City housing officials said residents urged them to ban the dogs because they are vicious and threatening, the New York Daily News reports. But dog lovers who have pit bulls and the other targeted pooches are upset.

“He’s my baby,” Jose Hernandez, 32, who lives in the Lillian Wald Houses on the lower East Side, said of his 6-year-old pit bull, Chopper. “These are not bad dogs.”

The ASPCA and other groups opposed to the ban have been working with the city housing agency to ease some of the restrictions. “We are opposed to breed-specific bans,” said Michelle Villagomez, ASPCA senior manager of advocacy and campaigns. “And we find the weight restriction is too oppressive.”

Pits bulls banned from pay-to-play dog park

A brand new, a 50,000-square-foot indoor dog park has opened in Dallas — but the play area has been closed to pit bulls.

Unleashed, a multi-service dog center, complete with café and grooming services, says its insurance provider requested the ban on pit bulls.

“It’s not our call,” said co-owner Cody Acree. “I’d much rather take every animal and customer.”

Pit bulls were banned after a customer was bitten by his own dog during the park’s first day of operation, according to an article in the Dallas Morning News.
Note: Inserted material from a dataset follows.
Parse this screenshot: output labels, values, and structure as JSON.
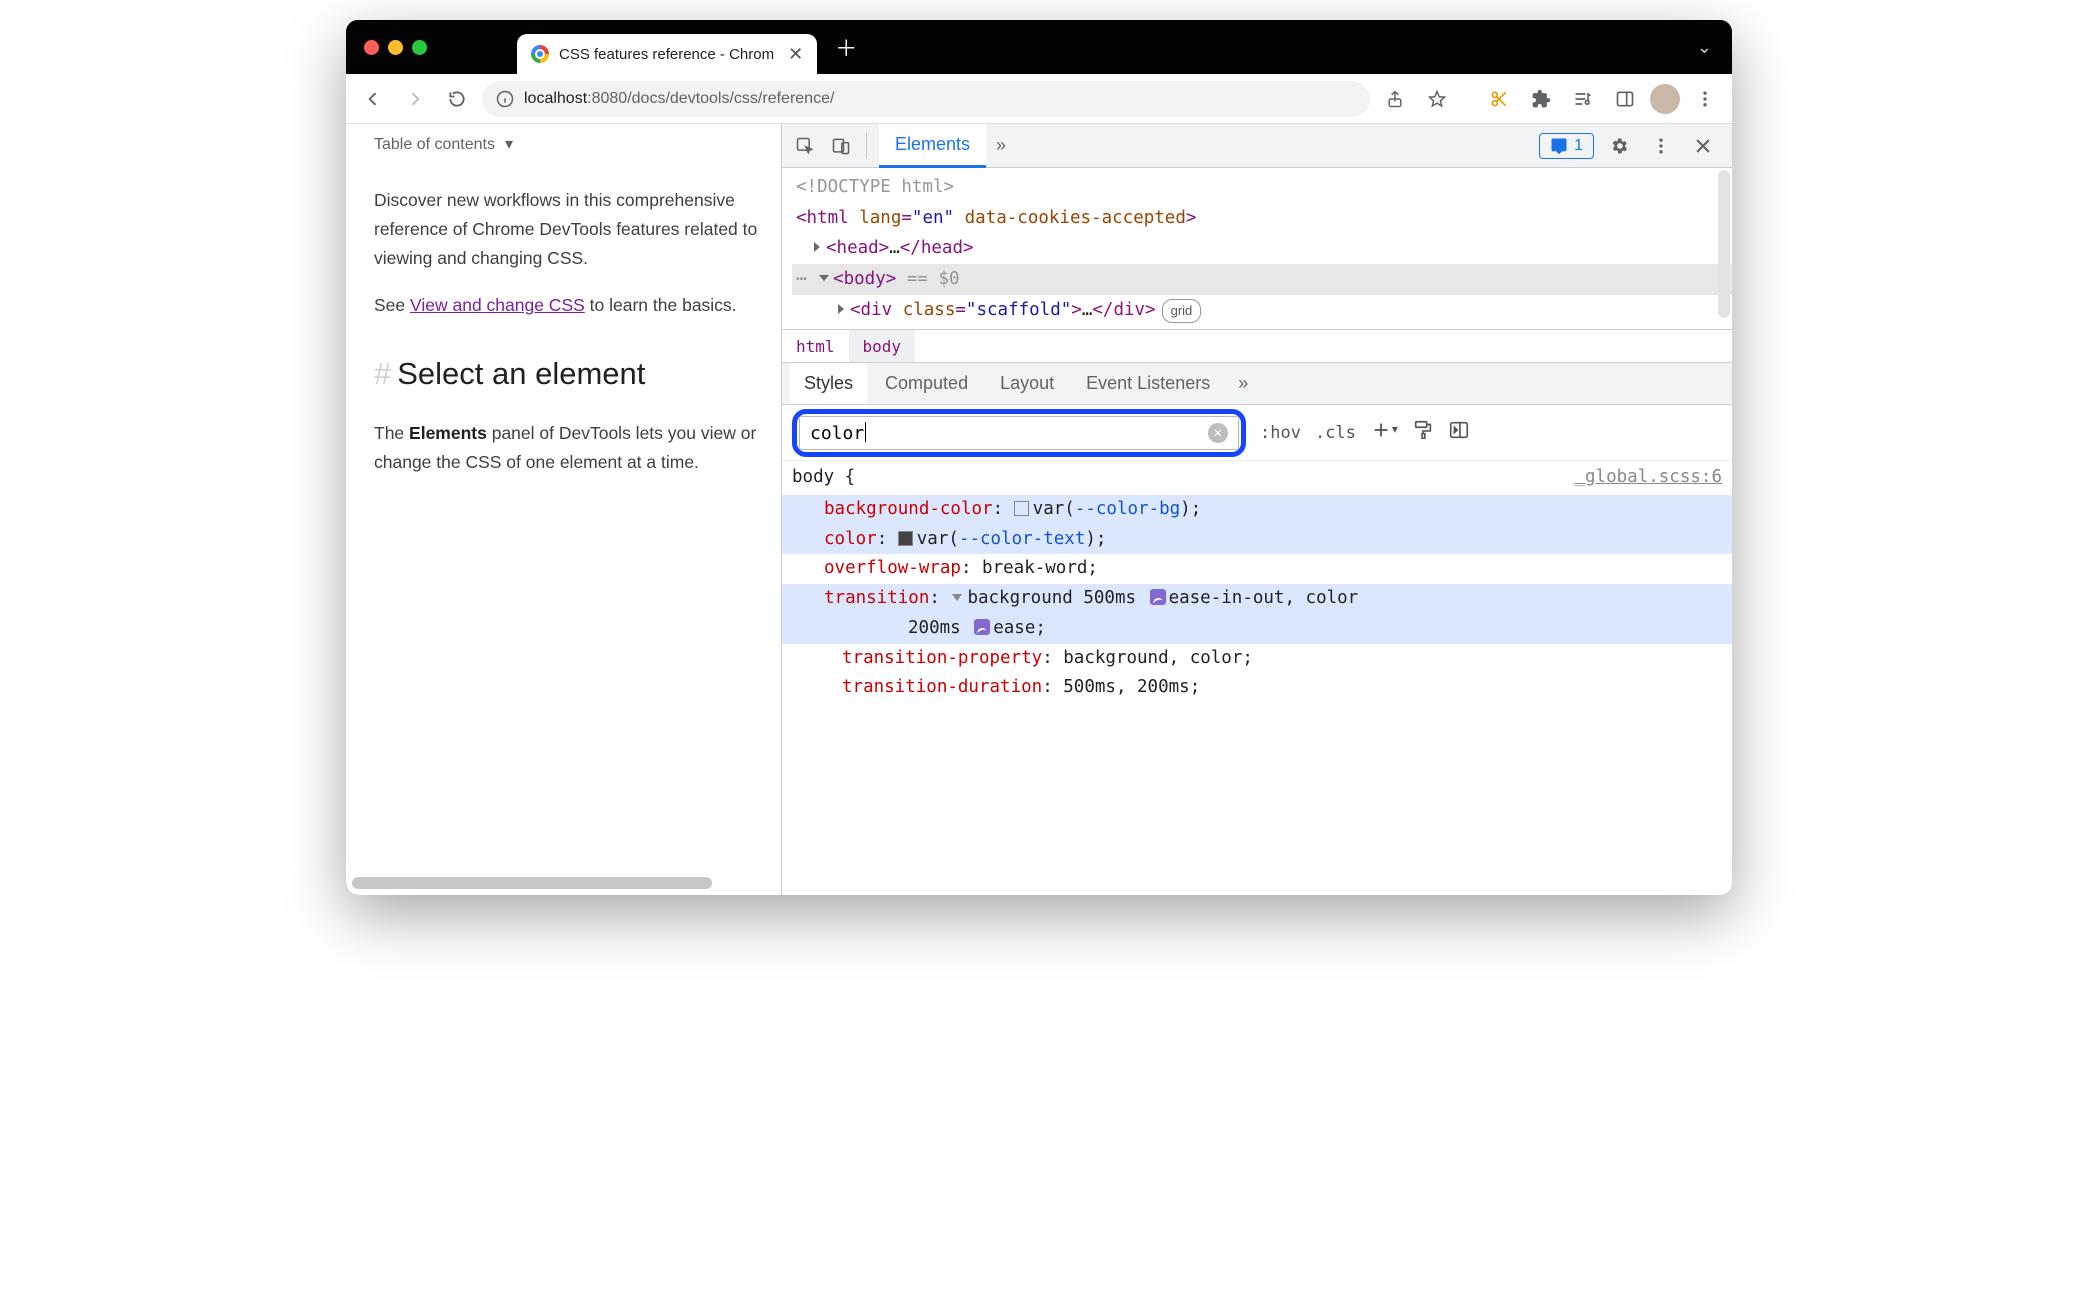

John Boeglin, 49, went to Unleashed with his three rescue dogs — including a pit bull mix. When his pit bull mix, Pinta, met another pit bull, the dogs began to fight and Boeglin was bit when he tried to separate them.

The incident has led to additional restrictions at the park. Dogs now have their temperament observed when they check in, and vaccination and veterinary record must be preented to verify breed.
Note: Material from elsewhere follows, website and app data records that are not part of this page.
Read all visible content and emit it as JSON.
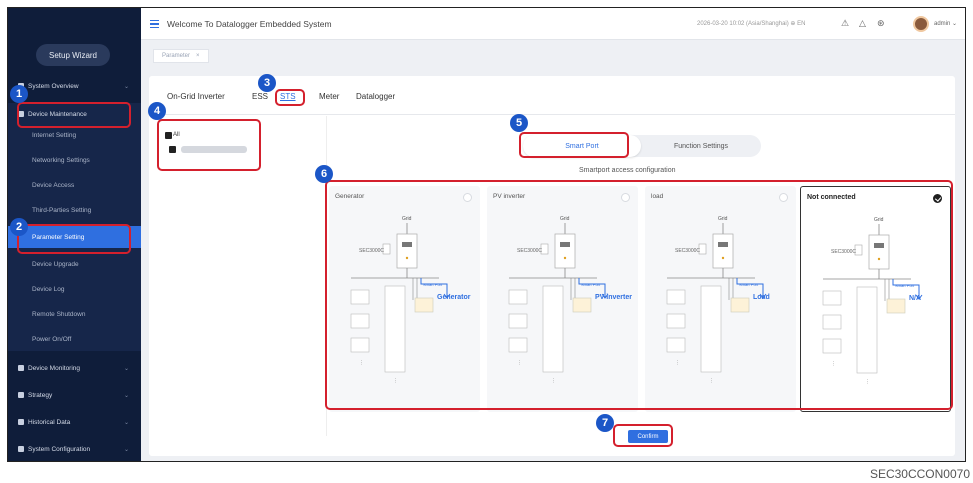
{
  "app": {
    "title": "Welcome To Datalogger Embedded System",
    "datetime": "2026-03-20 10:02 (Asia/Shanghai)",
    "language": "EN",
    "user": "admin"
  },
  "sidebar": {
    "wizard_label": "Setup Wizard",
    "sections": [
      {
        "label": "System Overview"
      },
      {
        "label": "Device Maintenance"
      },
      {
        "label": "Device Monitoring"
      },
      {
        "label": "Strategy"
      },
      {
        "label": "Historical Data"
      },
      {
        "label": "System Configuration"
      }
    ],
    "maintenance_items": [
      {
        "label": "Internet Setting"
      },
      {
        "label": "Networking Settings"
      },
      {
        "label": "Device Access"
      },
      {
        "label": "Third-Parties Setting"
      },
      {
        "label": "Parameter Setting"
      },
      {
        "label": "Device Upgrade"
      },
      {
        "label": "Device Log"
      },
      {
        "label": "Remote Shutdown"
      },
      {
        "label": "Power On/Off"
      }
    ]
  },
  "page_tab": {
    "label": "Parameter",
    "close": "×"
  },
  "device_tabs": [
    "On-Grid Inverter",
    "ESS",
    "STS",
    "Meter",
    "Datalogger"
  ],
  "device_list": {
    "all_label": "All"
  },
  "segment": {
    "smart_port": "Smart Port",
    "function_settings": "Function Settings"
  },
  "config_title": "Smartport access configuration",
  "cards": [
    {
      "title": "Generator",
      "dest": "Generator",
      "selected": false
    },
    {
      "title": "PV inverter",
      "dest": "PV inverter",
      "selected": false
    },
    {
      "title": "load",
      "dest": "Load",
      "selected": false
    },
    {
      "title": "Not connected",
      "dest": "N/A",
      "selected": true
    }
  ],
  "diagram": {
    "grid": "Grid",
    "sec": "SEC3000C",
    "port": "Smart Port"
  },
  "confirm_label": "Confirm",
  "callouts": [
    "1",
    "2",
    "3",
    "4",
    "5",
    "6",
    "7"
  ],
  "footer_code": "SEC30CCON0070",
  "colors": {
    "accent": "#2f6fe0",
    "sidebar": "#0f1d3a",
    "callout": "#d4202d",
    "badge": "#1b56c7"
  }
}
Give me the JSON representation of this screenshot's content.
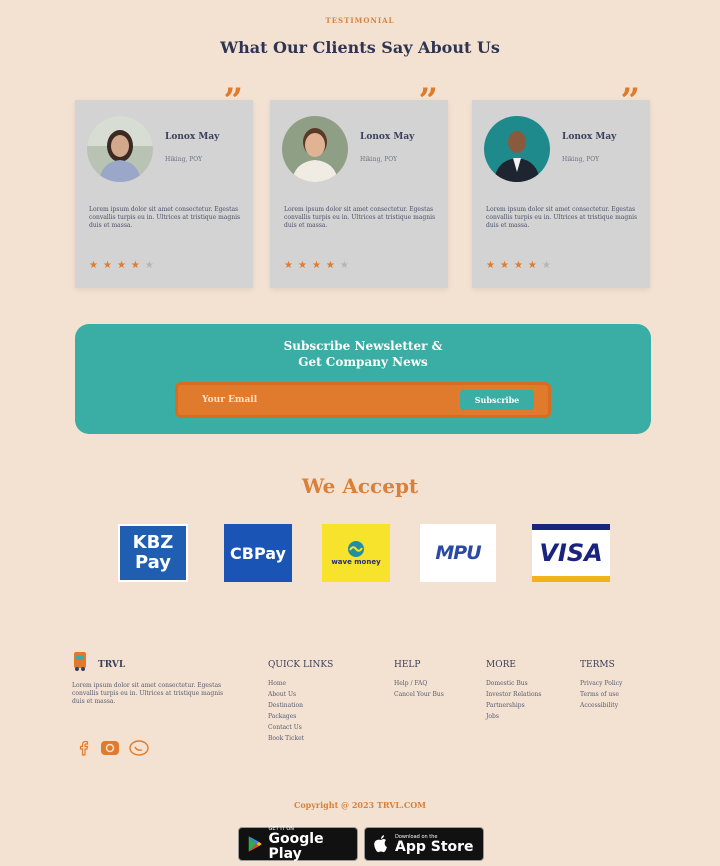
{
  "testimonials": {
    "kicker": "TESTIMONIAL",
    "title": "What Our Clients Say About Us",
    "quote_glyph": "”",
    "cards": [
      {
        "name": "Lonox May",
        "role": "Hiking, POY",
        "text": "Lorem ipsum dolor sit amet consectetur. Egestas convallis turpis eu in. Ultrices at tristique magnis duis et massa.",
        "rating": 4,
        "star_glyph": "★"
      },
      {
        "name": "Lonox May",
        "role": "Hiking, POY",
        "text": "Lorem ipsum dolor sit amet consectetur. Egestas convallis turpis eu in. Ultrices at tristique magnis duis et massa.",
        "rating": 4,
        "star_glyph": "★"
      },
      {
        "name": "Lonox May",
        "role": "Hiking, POY",
        "text": "Lorem ipsum dolor sit amet consectetur. Egestas convallis turpis eu in. Ultrices at tristique magnis duis et massa.",
        "rating": 4,
        "star_glyph": "★"
      }
    ]
  },
  "newsletter": {
    "title_line1": "Subscribe Newsletter &",
    "title_line2": "Get Company News",
    "email_placeholder": "Your Email",
    "button_label": "Subscribe"
  },
  "payments": {
    "title": "We Accept",
    "kbz_line1": "KBZ",
    "kbz_line2": "Pay",
    "cbpay": "CBPay",
    "wave": "wave money",
    "mpu": "MPU",
    "visa": "VISA"
  },
  "footer": {
    "brand": "TRVL",
    "brand_text": "Lorem ipsum dolor sit amet consectetur. Egestas convallis turpis eu in. Ultrices at tristique magnis duis et massa.",
    "quick_links": {
      "title": "QUICK LINKS",
      "items": [
        "Home",
        "About Us",
        "Destination",
        "Packages",
        "Contact Us",
        "Book Ticket"
      ]
    },
    "help": {
      "title": "HELP",
      "items": [
        "Help / FAQ",
        "Cancel Your Bus"
      ]
    },
    "more": {
      "title": "MORE",
      "items": [
        "Domestic Bus",
        "Investor Relations",
        "Partnerships",
        "Jobs"
      ]
    },
    "terms": {
      "title": "TERMS",
      "items": [
        "Privacy Policy",
        "Terms of use",
        "Accessibility"
      ]
    },
    "copyright": "Copyright @ 2023 TRVL.COM",
    "google_small": "GET IT ON",
    "google_big": "Google Play",
    "apple_small": "Download on the",
    "apple_big": "App Store"
  }
}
“Its unfortunate, but we’d much rather the remaining customers have an experience that’s pleasant,” he said.

Acree said that pit bulls are still welcomed in the supply and grooming centers at the facility — just not the park area.

Mixed up dog — one last dance with DNA
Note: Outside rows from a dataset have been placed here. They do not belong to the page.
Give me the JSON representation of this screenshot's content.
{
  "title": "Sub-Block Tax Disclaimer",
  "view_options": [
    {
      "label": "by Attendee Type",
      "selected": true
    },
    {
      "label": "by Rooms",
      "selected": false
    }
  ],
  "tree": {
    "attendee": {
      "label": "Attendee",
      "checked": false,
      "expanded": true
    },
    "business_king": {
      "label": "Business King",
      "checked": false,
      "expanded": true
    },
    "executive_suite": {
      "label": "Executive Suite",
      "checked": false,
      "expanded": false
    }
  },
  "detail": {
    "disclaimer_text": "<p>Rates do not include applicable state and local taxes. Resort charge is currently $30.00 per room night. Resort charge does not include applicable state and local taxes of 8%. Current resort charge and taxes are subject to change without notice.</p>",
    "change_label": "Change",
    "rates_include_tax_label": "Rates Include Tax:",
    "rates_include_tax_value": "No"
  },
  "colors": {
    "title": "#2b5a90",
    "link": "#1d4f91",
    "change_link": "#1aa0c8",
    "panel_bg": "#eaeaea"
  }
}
What do these four breeds have in common — besides getting labeled as vicious from time to time?

All four (Rottweiler, Akita, chow and Staffordshire terrier, aka pit bull) are in my dog Ace, according to yet another DNA test (last one, I promise). The best guess now is that one of Ace’s parents was a Rottweiler, the other a combination of Akita, Chow and pit bull.

Together, they formed this creature:

How the product of four “feared” breeds could be such a gentle giant might be explained several ways.

For starters, they aren’t vicious breeds — just breeds that, due to the acts of a few members, have seen themselves smeared as a whole. Secondly, we would contend, when you start mixing up breeds, though some purebred purists might be offended by it, some wonderful things can happen. Third, maybe, just maybe, nurture is more important than nature.

Then again, maybe DNA testing — scientifically solid as it may be — isn’t always the full and final answer.

After all this was our third test, and our third different diagnosis.

The first DNA analysis was performed in connection with the Baltimore Sun series, “Hey Mister What Kind of Dog is That?” The Canine Heritage test from Metamorphix, using a cheek swab taken from Ace, determined he was Rottweiler and Chow. At the time, the test checked for 38 breeds.

The second came after Mars Veterinary offered us a free Wisdom Panel MX Mixed Breed Analysis kit, which can detect the presence of more than 150 breeds. This one required a visit from a vet to take Ace’s blood, and the results showed he was 50 percent Rottweiler, 25 percent Akita, and 25 percent other unknown breeds.

While we were waiting for our results on that one, Canine Heritage got back in touch to let us know the newer version of their  test — still using a cheek swab — could now detect 100 breeds. They offered us a free re-test, so we swabbed Ace’s mouth again.

The results of that one arrived in the mail last week.

Makers of the tests say it helps dog owners better understand their pets’ behavior, and better be on the lookout for potential medical problems, many of which are prevalent among certain breeds. In that regard, testing a dog’s DNA can serve a useful purpose. But there’s a potential for misusing them as well — if, for instance, they ever become a tool for enforcing breed bans.

In that case, Ace, with his components, would be Public Enemy No. 1. Should that ever come to pass, none of this ever happened, and Ace is actually a, uh … Portuguese water dog/Labradoodle mix.